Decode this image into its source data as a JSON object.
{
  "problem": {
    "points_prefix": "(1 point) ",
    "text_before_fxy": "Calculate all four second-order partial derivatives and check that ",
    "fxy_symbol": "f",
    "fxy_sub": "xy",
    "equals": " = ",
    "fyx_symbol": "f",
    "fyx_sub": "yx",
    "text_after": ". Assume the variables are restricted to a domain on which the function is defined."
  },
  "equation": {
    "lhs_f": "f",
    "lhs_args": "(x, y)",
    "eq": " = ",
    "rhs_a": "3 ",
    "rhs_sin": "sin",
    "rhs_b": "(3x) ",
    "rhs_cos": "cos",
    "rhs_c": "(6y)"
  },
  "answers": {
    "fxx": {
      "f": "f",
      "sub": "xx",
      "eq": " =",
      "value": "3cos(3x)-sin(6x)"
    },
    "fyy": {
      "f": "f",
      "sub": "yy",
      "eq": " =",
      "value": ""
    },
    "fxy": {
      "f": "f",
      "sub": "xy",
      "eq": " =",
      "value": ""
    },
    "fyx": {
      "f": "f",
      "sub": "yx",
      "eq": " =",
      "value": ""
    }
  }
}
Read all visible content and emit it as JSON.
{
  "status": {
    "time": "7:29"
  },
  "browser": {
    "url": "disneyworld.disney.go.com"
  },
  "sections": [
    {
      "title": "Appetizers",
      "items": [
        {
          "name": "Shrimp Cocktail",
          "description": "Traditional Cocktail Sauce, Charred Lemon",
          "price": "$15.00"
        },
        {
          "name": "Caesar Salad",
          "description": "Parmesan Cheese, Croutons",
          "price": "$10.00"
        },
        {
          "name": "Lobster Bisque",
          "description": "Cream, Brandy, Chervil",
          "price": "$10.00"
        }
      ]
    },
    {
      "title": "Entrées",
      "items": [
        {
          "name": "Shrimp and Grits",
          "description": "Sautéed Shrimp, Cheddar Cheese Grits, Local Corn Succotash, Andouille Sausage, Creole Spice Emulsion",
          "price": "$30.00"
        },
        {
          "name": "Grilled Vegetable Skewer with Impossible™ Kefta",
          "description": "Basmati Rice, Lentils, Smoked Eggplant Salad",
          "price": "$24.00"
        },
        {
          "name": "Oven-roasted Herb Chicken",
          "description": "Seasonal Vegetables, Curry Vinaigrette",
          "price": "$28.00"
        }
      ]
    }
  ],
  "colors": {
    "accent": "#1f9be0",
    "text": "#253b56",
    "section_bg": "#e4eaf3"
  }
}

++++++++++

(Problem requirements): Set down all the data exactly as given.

(Output of the exercise):
Decode this image into its source data as a JSON object.
{
  "problem": {
    "points_prefix": "(1 point) ",
    "text_before_fxy": "Calculate all four second-order partial derivatives and check that ",
    "fxy_symbol": "f",
    "fxy_sub": "xy",
    "equals": " = ",
    "fyx_symbol": "f",
    "fyx_sub": "yx",
    "text_after": ". Assume the variables are restricted to a domain on which the function is defined."
  },
  "equation": {
    "lhs_f": "f",
    "lhs_args": "(x, y)",
    "eq": " = ",
    "rhs_a": "3 ",
    "rhs_sin": "sin",
    "rhs_b": "(3x) ",
    "rhs_cos": "cos",
    "rhs_c": "(6y)"
  },
  "answers": {
    "fxx": {
      "f": "f",
      "sub": "xx",
      "eq": " =",
      "value": "3cos(3x)-sin(6x)"
    },
    "fyy": {
      "f": "f",
      "sub": "yy",
      "eq": " =",
      "value": ""
    },
    "fxy": {
      "f": "f",
      "sub": "xy",
      "eq": " =",
      "value": ""
    },
    "fyx": {
      "f": "f",
      "sub": "yx",
      "eq": " =",
      "value": ""
    }
  }
}
Read all visible content and emit it as JSON.
{
  "status": {
    "time": "7:29"
  },
  "browser": {
    "url": "disneyworld.disney.go.com"
  },
  "sections": [
    {
      "title": "Appetizers",
      "items": [
        {
          "name": "Shrimp Cocktail",
          "description": "Traditional Cocktail Sauce, Charred Lemon",
          "price": "$15.00"
        },
        {
          "name": "Caesar Salad",
          "description": "Parmesan Cheese, Croutons",
          "price": "$10.00"
        },
        {
          "name": "Lobster Bisque",
          "description": "Cream, Brandy, Chervil",
          "price": "$10.00"
        }
      ]
    },
    {
      "title": "Entrées",
      "items": [
        {
          "name": "Shrimp and Grits",
          "description": "Sautéed Shrimp, Cheddar Cheese Grits, Local Corn Succotash, Andouille Sausage, Creole Spice Emulsion",
          "price": "$30.00"
        },
        {
          "name": "Grilled Vegetable Skewer with Impossible™ Kefta",
          "description": "Basmati Rice, Lentils, Smoked Eggplant Salad",
          "price": "$24.00"
        },
        {
          "name": "Oven-roasted Herb Chicken",
          "description": "Seasonal Vegetables, Curry Vinaigrette",
          "price": "$28.00"
        }
      ]
    }
  ],
  "colors": {
    "accent": "#1f9be0",
    "text": "#253b56",
    "section_bg": "#e4eaf3"
  }
}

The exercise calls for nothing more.